**TASK REQUIREMENTS:** The records below are to be reproduced exactly, with every picture left out.

**INPUT DATA:**
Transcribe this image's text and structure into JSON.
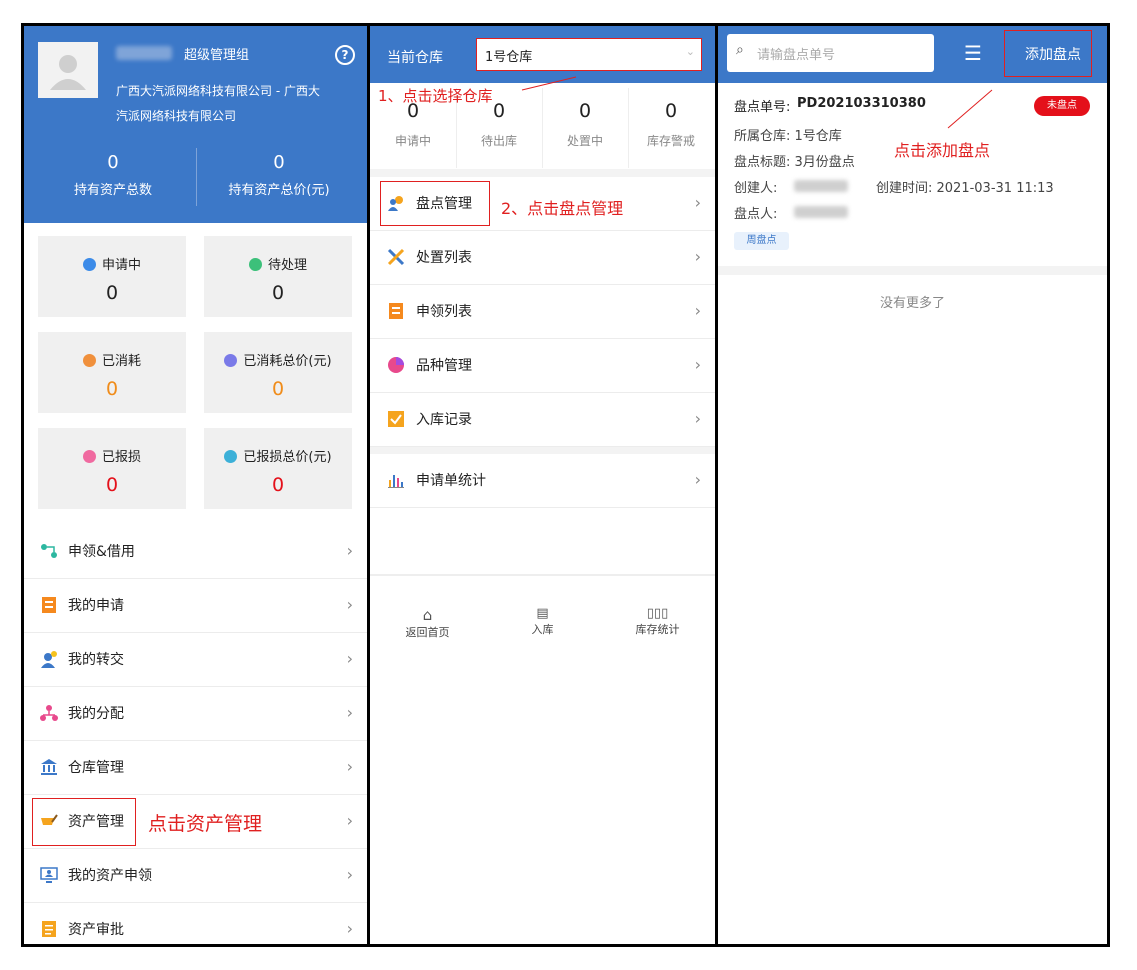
{
  "panel1": {
    "role": "超级管理组",
    "company": [
      "广西大汽派网络科技有限公司 - 广西大",
      "汽派网络科技有限公司"
    ],
    "stats": [
      {
        "value": "0",
        "label": "持有资产总数"
      },
      {
        "value": "0",
        "label": "持有资产总价(元)"
      }
    ],
    "cards": [
      {
        "label": "申请中",
        "value": "0"
      },
      {
        "label": "待处理",
        "value": "0"
      },
      {
        "label": "已消耗",
        "value": "0"
      },
      {
        "label": "已消耗总价(元)",
        "value": "0"
      },
      {
        "label": "已报损",
        "value": "0"
      },
      {
        "label": "已报损总价(元)",
        "value": "0"
      }
    ],
    "menu": [
      "申领&借用",
      "我的申请",
      "我的转交",
      "我的分配",
      "仓库管理",
      "资产管理",
      "我的资产申领",
      "资产审批"
    ],
    "callout": "点击资产管理"
  },
  "panel2": {
    "warehouse_label": "当前仓库",
    "warehouse_value": "1号仓库",
    "callout1": "1、点击选择仓库",
    "counts": [
      {
        "value": "0",
        "label": "申请中"
      },
      {
        "value": "0",
        "label": "待出库"
      },
      {
        "value": "0",
        "label": "处置中"
      },
      {
        "value": "0",
        "label": "库存警戒"
      }
    ],
    "menu": [
      "盘点管理",
      "处置列表",
      "申领列表",
      "品种管理",
      "入库记录"
    ],
    "menu2": [
      "申请单统计"
    ],
    "callout2": "2、点击盘点管理",
    "tabs": [
      "返回首页",
      "入库",
      "库存统计"
    ]
  },
  "panel3": {
    "search_placeholder": "请输盘点单号",
    "add_button": "添加盘点",
    "record": {
      "number_label": "盘点单号:",
      "number": "PD202103310380",
      "status": "未盘点",
      "warehouse": "所属仓库: 1号仓库",
      "title": "盘点标题: 3月份盘点",
      "creator_label": "创建人:",
      "created_time": "创建时间: 2021-03-31 11:13",
      "checker_label": "盘点人:",
      "tag": "周盘点"
    },
    "callout": "点击添加盘点",
    "no_more": "没有更多了"
  },
  "colors": {
    "primary": "#3c78c8",
    "annotation": "#e02020",
    "badge": "#e4101a"
  }
}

**OUTPUT FOR THIS EXERCISE:**
Transcribe this image's text and structure into JSON.
{
  "panel1": {
    "role": "超级管理组",
    "company": [
      "广西大汽派网络科技有限公司 - 广西大",
      "汽派网络科技有限公司"
    ],
    "stats": [
      {
        "value": "0",
        "label": "持有资产总数"
      },
      {
        "value": "0",
        "label": "持有资产总价(元)"
      }
    ],
    "cards": [
      {
        "label": "申请中",
        "value": "0"
      },
      {
        "label": "待处理",
        "value": "0"
      },
      {
        "label": "已消耗",
        "value": "0"
      },
      {
        "label": "已消耗总价(元)",
        "value": "0"
      },
      {
        "label": "已报损",
        "value": "0"
      },
      {
        "label": "已报损总价(元)",
        "value": "0"
      }
    ],
    "menu": [
      "申领&借用",
      "我的申请",
      "我的转交",
      "我的分配",
      "仓库管理",
      "资产管理",
      "我的资产申领",
      "资产审批"
    ],
    "callout": "点击资产管理"
  },
  "panel2": {
    "warehouse_label": "当前仓库",
    "warehouse_value": "1号仓库",
    "callout1": "1、点击选择仓库",
    "counts": [
      {
        "value": "0",
        "label": "申请中"
      },
      {
        "value": "0",
        "label": "待出库"
      },
      {
        "value": "0",
        "label": "处置中"
      },
      {
        "value": "0",
        "label": "库存警戒"
      }
    ],
    "menu": [
      "盘点管理",
      "处置列表",
      "申领列表",
      "品种管理",
      "入库记录"
    ],
    "menu2": [
      "申请单统计"
    ],
    "callout2": "2、点击盘点管理",
    "tabs": [
      "返回首页",
      "入库",
      "库存统计"
    ]
  },
  "panel3": {
    "search_placeholder": "请输盘点单号",
    "add_button": "添加盘点",
    "record": {
      "number_label": "盘点单号:",
      "number": "PD202103310380",
      "status": "未盘点",
      "warehouse": "所属仓库: 1号仓库",
      "title": "盘点标题: 3月份盘点",
      "creator_label": "创建人:",
      "created_time": "创建时间: 2021-03-31 11:13",
      "checker_label": "盘点人:",
      "tag": "周盘点"
    },
    "callout": "点击添加盘点",
    "no_more": "没有更多了"
  },
  "colors": {
    "primary": "#3c78c8",
    "annotation": "#e02020",
    "badge": "#e4101a"
  }
}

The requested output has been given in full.